*DATASET CONTENT*
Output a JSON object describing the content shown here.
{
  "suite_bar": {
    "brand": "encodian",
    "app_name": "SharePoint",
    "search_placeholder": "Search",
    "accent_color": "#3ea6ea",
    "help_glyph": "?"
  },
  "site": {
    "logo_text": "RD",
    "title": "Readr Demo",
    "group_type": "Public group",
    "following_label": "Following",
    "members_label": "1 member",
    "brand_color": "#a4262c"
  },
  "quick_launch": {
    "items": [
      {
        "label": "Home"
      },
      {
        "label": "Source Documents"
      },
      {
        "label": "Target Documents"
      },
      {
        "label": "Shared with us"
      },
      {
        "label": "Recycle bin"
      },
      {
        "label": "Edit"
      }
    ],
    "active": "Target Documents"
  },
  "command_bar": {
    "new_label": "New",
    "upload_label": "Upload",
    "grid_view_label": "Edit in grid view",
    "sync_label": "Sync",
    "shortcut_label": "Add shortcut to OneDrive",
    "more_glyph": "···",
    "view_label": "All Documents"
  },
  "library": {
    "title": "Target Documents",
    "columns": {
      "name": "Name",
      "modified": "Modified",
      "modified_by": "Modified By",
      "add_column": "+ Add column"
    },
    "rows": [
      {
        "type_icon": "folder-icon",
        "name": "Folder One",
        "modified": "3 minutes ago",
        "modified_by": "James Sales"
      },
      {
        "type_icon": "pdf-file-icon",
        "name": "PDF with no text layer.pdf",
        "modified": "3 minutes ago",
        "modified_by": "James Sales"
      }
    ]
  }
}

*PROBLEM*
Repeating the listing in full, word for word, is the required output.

*PROBLEM SOLUTION*
Output a JSON object describing the content shown here.
{
  "suite_bar": {
    "brand": "encodian",
    "app_name": "SharePoint",
    "search_placeholder": "Search",
    "accent_color": "#3ea6ea",
    "help_glyph": "?"
  },
  "site": {
    "logo_text": "RD",
    "title": "Readr Demo",
    "group_type": "Public group",
    "following_label": "Following",
    "members_label": "1 member",
    "brand_color": "#a4262c"
  },
  "quick_launch": {
    "items": [
      {
        "label": "Home"
      },
      {
        "label": "Source Documents"
      },
      {
        "label": "Target Documents"
      },
      {
        "label": "Shared with us"
      },
      {
        "label": "Recycle bin"
      },
      {
        "label": "Edit"
      }
    ],
    "active": "Target Documents"
  },
  "command_bar": {
    "new_label": "New",
    "upload_label": "Upload",
    "grid_view_label": "Edit in grid view",
    "sync_label": "Sync",
    "shortcut_label": "Add shortcut to OneDrive",
    "more_glyph": "···",
    "view_label": "All Documents"
  },
  "library": {
    "title": "Target Documents",
    "columns": {
      "name": "Name",
      "modified": "Modified",
      "modified_by": "Modified By",
      "add_column": "+ Add column"
    },
    "rows": [
      {
        "type_icon": "folder-icon",
        "name": "Folder One",
        "modified": "3 minutes ago",
        "modified_by": "James Sales"
      },
      {
        "type_icon": "pdf-file-icon",
        "name": "PDF with no text layer.pdf",
        "modified": "3 minutes ago",
        "modified_by": "James Sales"
      }
    ]
  }
}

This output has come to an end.